Individuals who may have been in contact with the patient will be assessed and be placed under isolation or quarantine as appropriate, Matyas said.

8:07 p.m. ET, February 27, 2020

South Korea novel coronavirus death toll rises to 13

From Hyoungjoo Choi in Seoul

South Korea has reported one new death from novel coronavirus in the city of Daegu, bringing the total number of coronavirus deaths in the country to 13, Daegu’s mayor Kwon Young-jin said in a press briefing on Thursday.

The victim was a 74-year-old man and a member of Shincheonji religious group who died on Thursday morning, Kwon added.

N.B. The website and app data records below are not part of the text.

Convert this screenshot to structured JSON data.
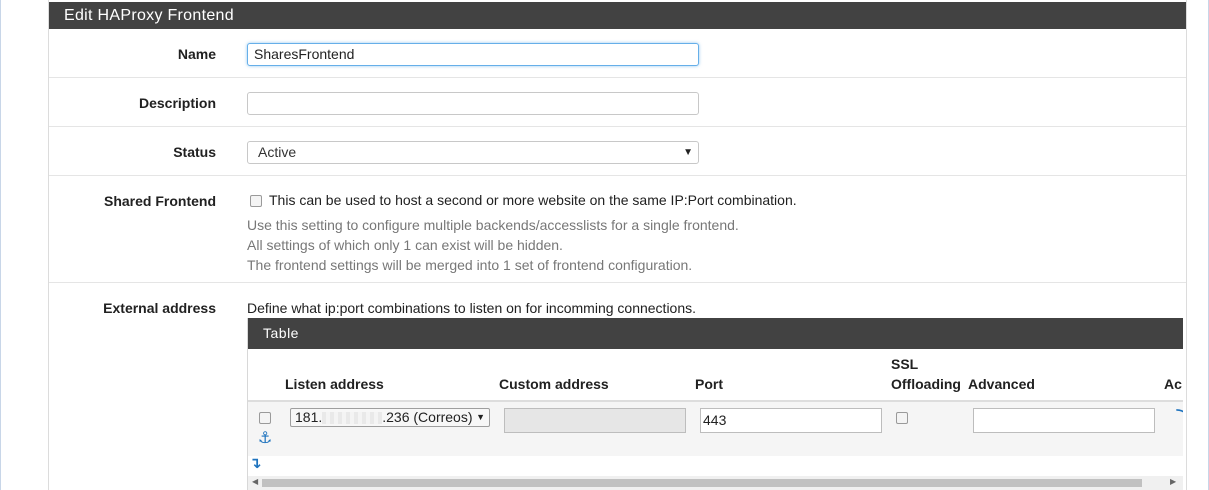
{
  "panel": {
    "title": "Edit HAProxy Frontend"
  },
  "fields": {
    "name": {
      "label": "Name",
      "value": "SharesFrontend"
    },
    "description": {
      "label": "Description",
      "value": ""
    },
    "status": {
      "label": "Status",
      "selected": "Active"
    },
    "shared_frontend": {
      "label": "Shared Frontend",
      "checkbox_text": "This can be used to host a second or more website on the same IP:Port combination.",
      "help": [
        "Use this setting to configure multiple backends/accesslists for a single frontend.",
        "All settings of which only 1 can exist will be hidden.",
        "The frontend settings will be merged into 1 set of frontend configuration."
      ]
    },
    "external_address": {
      "label": "External address",
      "description": "Define what ip:port combinations to listen on for incomming connections."
    }
  },
  "table": {
    "title": "Table",
    "columns": {
      "listen_address": "Listen address",
      "custom_address": "Custom address",
      "port": "Port",
      "ssl_line1": "SSL",
      "ssl_line2": "Offloading",
      "advanced": "Advanced",
      "action": "Ac"
    },
    "row": {
      "listen_prefix": "181.",
      "listen_suffix": ".236 (Correos)",
      "custom_address": "",
      "port": "443",
      "advanced": ""
    }
  },
  "colors": {
    "heading_bg": "#424242",
    "accent": "#1e73be",
    "focus": "#66afe9"
  }
}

South Korea has the most confirmed coronavirus cases outside of mainland China.

8:07 p.m. ET, February 27, 2020

Health care personnel in northeast California exposed to coronavirus patient identified

From CNN's Sarah Moon

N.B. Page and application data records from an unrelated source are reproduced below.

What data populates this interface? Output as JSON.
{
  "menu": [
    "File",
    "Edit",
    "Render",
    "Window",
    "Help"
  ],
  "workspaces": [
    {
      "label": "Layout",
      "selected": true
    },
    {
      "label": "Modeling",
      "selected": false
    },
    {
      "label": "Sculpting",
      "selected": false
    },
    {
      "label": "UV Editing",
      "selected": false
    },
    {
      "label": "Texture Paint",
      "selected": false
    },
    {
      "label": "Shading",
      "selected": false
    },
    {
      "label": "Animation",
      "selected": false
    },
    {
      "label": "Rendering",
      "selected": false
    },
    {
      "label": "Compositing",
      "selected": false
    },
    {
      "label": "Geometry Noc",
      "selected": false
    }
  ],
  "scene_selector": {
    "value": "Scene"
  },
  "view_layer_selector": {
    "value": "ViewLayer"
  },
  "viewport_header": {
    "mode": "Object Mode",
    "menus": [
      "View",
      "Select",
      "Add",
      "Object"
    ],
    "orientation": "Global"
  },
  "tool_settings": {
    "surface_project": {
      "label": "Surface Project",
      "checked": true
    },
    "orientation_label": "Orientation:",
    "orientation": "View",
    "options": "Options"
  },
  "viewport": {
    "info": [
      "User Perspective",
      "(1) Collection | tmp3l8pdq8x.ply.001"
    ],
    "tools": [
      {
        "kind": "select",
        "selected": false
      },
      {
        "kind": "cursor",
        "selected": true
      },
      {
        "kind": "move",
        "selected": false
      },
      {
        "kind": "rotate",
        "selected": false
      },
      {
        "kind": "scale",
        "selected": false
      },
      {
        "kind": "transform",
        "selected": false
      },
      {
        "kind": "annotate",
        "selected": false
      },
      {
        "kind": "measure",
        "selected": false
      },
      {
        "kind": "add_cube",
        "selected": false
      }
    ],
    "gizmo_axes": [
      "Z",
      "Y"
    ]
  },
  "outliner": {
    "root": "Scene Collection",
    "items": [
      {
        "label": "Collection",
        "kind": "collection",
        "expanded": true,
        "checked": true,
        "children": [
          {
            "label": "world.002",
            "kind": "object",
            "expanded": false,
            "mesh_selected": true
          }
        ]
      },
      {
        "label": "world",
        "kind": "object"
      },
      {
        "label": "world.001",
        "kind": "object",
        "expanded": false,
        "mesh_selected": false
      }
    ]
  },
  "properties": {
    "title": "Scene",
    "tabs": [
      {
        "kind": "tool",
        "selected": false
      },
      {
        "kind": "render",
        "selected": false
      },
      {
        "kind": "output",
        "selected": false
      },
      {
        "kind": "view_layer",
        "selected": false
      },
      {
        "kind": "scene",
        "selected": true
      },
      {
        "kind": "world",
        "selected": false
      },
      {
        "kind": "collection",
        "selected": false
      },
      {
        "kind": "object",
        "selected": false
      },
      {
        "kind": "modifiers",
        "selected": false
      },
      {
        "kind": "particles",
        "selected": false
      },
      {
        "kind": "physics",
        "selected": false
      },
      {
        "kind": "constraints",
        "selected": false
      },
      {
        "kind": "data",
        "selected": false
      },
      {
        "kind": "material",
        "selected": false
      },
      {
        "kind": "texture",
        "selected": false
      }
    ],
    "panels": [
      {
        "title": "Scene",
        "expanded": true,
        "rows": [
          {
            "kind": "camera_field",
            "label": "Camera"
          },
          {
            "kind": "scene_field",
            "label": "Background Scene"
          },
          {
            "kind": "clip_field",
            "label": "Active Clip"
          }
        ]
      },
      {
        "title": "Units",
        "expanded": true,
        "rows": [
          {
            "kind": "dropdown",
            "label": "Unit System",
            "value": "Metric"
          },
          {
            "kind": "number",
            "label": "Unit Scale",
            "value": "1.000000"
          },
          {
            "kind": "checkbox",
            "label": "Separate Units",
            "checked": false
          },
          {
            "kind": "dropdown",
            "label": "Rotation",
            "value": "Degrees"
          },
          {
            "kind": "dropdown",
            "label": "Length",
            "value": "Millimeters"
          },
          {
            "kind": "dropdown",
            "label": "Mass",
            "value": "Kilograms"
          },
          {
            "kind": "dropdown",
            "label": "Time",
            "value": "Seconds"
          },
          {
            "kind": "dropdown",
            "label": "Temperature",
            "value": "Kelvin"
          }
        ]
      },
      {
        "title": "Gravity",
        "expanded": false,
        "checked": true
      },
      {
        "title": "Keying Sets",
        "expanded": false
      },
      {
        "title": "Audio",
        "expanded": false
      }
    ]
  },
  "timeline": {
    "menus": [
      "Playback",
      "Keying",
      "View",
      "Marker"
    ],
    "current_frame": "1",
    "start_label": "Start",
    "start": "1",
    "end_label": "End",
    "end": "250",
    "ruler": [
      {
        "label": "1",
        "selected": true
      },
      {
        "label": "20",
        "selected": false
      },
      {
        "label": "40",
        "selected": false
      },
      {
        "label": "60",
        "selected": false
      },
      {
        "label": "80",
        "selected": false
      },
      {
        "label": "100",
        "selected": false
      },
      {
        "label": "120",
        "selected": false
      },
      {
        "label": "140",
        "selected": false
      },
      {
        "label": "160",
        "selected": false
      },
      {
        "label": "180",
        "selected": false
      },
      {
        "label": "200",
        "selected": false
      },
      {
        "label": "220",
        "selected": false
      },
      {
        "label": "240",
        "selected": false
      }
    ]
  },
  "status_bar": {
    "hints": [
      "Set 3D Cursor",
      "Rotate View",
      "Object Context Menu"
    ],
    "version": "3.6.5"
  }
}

Dozens of employees in Solano County who have been in contact with a coronavirus patient have been identified, Steve Huddleston, vice president of public affairs for NorthBay Health Care, said in a press conference today.

It still remains less than a hundred, Huddleston added. 

Some employees were redirected from their work schedules and sent home yesterday to monitor their current health, according to Huddleston.

7:37 p.m. ET, February 27, 2020

Nigeria confirms its first case of coronavirus

From CNN's Jennifer Hauser

Nigeria's Federal Ministry of Health is reporting its first case of coronavirus.

The case was confirmed Thursday in Lagos State.

8:31 p.m. ET, February 27, 2020

Trump claims the coronavirus will "disappear" eventually

From CNN's Maegan Vazquez

President Donald Trump speaks during an African-American History Month reception in the Cabinet Room of the White House on Feb. 27.
President Donald Trump speaks during an African-American History Month reception in the Cabinet Room of the White House on Feb. 27. Nicholas Kamm/AFP/Getty Images

President Trump expressed optimism Thursday that Coronavirus would eventually be contained and eliminated in the US, even as he acknowledged it could get worse first.

"We have done an incredible job. We’re going to continue," Trump said at an event with attendees of an African-American History Month reception in the Cabinet Room. "It’s going to disappear. One day it’s like a miracle, it will disappear. And from our shores, you know, it could get worse before it gets better. Could maybe go away. We’ll see what happens. Nobody really knows."

Trump called his Wednesday appearance before the White House press corps “a really good press conference.”

“One of the advantages is that I get covered live,” he added. “It was a calming press conference.”

He also claimed the media won’t give the administration “credit” for a successful response to the coronavirus.

The President also said that the federal government was busy preparing for the coronavirus while Democrats were working on impeachment.

“While they were working on impeachment, we were working on doing this. Because we were hearing about it,” he said.

6:46 p.m. ET, February 27, 2020

Former top US health official urges preparation for coronavirus pandemic

From CNN's Shelby Lin Erdman 

Dr. Thomas Frieden, the former director of the US Centers for Disease Control and Prevention, told CNN’s Wolf Blitzer today that he couldn’t comment on a whistleblower in the Department of Health and Human Services who contends HHS workers handled coronavirus evacuees from Wuhan, China, without the proper protective gear until he reads the complaint.

Instead, Frieden stressed what other top health officials have been saying for the past week, that the virus is going to spread in the US.

“The bigger picture here is it has become clear over the past few days that a pandemic is inevitable. What’s not certain is how severe it will be. There are mild pandemics, moderate and severe,” Frieden said.

He said the Trump administration’s request for $2.5 billion to fight the outbreak is key.

“What we can do now is prepare in the society, generally, in our health care settings, in the government – and one of the key things to track in this next week is what happens with the supplemental funding for this, because that will determine how robust the US response can be.”

By the numbers: A 15th case of the coronavirus, confirmed in a woman in California on Wednesday, could potentially represent the beginning of the virus’ spread in the community, something the CDC has been warning about for weeks.